Copy every record exactly, with nothing left out.

==== DATA

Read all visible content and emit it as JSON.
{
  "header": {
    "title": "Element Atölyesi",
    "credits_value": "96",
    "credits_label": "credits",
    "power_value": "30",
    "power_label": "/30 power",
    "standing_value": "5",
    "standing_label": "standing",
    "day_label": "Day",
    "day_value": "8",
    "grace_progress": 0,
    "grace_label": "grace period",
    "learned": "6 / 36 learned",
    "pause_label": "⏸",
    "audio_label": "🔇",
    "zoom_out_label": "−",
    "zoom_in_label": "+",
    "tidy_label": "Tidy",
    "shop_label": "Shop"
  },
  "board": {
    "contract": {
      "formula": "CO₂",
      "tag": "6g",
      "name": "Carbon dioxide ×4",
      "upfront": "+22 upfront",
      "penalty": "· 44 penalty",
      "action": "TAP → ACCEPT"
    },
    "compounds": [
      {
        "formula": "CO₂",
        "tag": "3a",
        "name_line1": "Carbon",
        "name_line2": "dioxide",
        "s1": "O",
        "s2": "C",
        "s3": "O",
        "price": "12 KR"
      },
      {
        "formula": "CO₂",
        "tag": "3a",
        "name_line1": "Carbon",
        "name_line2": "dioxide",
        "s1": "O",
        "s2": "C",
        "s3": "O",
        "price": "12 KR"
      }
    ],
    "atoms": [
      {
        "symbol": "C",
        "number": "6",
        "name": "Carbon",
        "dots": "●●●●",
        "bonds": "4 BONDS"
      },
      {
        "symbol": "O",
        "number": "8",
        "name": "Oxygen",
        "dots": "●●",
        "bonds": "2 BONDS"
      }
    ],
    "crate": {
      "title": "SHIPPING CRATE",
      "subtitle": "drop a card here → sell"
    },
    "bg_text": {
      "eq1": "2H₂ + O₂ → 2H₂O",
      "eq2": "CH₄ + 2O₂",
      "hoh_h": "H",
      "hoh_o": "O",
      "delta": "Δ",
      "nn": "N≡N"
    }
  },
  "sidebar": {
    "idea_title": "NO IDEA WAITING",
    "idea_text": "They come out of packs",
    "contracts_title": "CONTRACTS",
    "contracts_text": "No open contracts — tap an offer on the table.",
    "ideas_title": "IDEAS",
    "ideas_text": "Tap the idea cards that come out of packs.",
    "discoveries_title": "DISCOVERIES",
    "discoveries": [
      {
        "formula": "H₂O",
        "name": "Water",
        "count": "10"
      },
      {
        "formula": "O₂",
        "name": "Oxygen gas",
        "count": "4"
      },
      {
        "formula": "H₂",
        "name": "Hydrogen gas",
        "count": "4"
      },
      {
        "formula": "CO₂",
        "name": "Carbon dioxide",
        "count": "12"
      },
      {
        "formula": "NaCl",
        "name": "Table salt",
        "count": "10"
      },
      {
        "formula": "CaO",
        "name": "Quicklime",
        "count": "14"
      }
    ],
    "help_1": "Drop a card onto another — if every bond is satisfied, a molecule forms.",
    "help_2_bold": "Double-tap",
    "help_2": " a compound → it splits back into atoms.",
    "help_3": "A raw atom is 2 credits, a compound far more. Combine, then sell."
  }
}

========

* **ANSWER AREA**
Read all visible content and emit it as JSON.
{
  "header": {
    "title": "Element Atölyesi",
    "credits_value": "96",
    "credits_label": "credits",
    "power_value": "30",
    "power_label": "/30 power",
    "standing_value": "5",
    "standing_label": "standing",
    "day_label": "Day",
    "day_value": "8",
    "grace_progress": 0,
    "grace_label": "grace period",
    "learned": "6 / 36 learned",
    "pause_label": "⏸",
    "audio_label": "🔇",
    "zoom_out_label": "−",
    "zoom_in_label": "+",
    "tidy_label": "Tidy",
    "shop_label": "Shop"
  },
  "board": {
    "contract": {
      "formula": "CO₂",
      "tag": "6g",
      "name": "Carbon dioxide ×4",
      "upfront": "+22 upfront",
      "penalty": "· 44 penalty",
      "action": "TAP → ACCEPT"
    },
    "compounds": [
      {
        "formula": "CO₂",
        "tag": "3a",
        "name_line1": "Carbon",
        "name_line2": "dioxide",
        "s1": "O",
        "s2": "C",
        "s3": "O",
        "price": "12 KR"
      },
      {
        "formula": "CO₂",
        "tag": "3a",
        "name_line1": "Carbon",
        "name_line2": "dioxide",
        "s1": "O",
        "s2": "C",
        "s3": "O",
        "price": "12 KR"
      }
    ],
    "atoms": [
      {
        "symbol": "C",
        "number": "6",
        "name": "Carbon",
        "dots": "●●●●",
        "bonds": "4 BONDS"
      },
      {
        "symbol": "O",
        "number": "8",
        "name": "Oxygen",
        "dots": "●●",
        "bonds": "2 BONDS"
      }
    ],
    "crate": {
      "title": "SHIPPING CRATE",
      "subtitle": "drop a card here → sell"
    },
    "bg_text": {
      "eq1": "2H₂ + O₂ → 2H₂O",
      "eq2": "CH₄ + 2O₂",
      "hoh_h": "H",
      "hoh_o": "O",
      "delta": "Δ",
      "nn": "N≡N"
    }
  },
  "sidebar": {
    "idea_title": "NO IDEA WAITING",
    "idea_text": "They come out of packs",
    "contracts_title": "CONTRACTS",
    "contracts_text": "No open contracts — tap an offer on the table.",
    "ideas_title": "IDEAS",
    "ideas_text": "Tap the idea cards that come out of packs.",
    "discoveries_title": "DISCOVERIES",
    "discoveries": [
      {
        "formula": "H₂O",
        "name": "Water",
        "count": "10"
      },
      {
        "formula": "O₂",
        "name": "Oxygen gas",
        "count": "4"
      },
      {
        "formula": "H₂",
        "name": "Hydrogen gas",
        "count": "4"
      },
      {
        "formula": "CO₂",
        "name": "Carbon dioxide",
        "count": "12"
      },
      {
        "formula": "NaCl",
        "name": "Table salt",
        "count": "10"
      },
      {
        "formula": "CaO",
        "name": "Quicklime",
        "count": "14"
      }
    ],
    "help_1": "Drop a card onto another — if every bond is satisfied, a molecule forms.",
    "help_2_bold": "Double-tap",
    "help_2": " a compound → it splits back into atoms.",
    "help_3": "A raw atom is 2 credits, a compound far more. Combine, then sell."
  }
}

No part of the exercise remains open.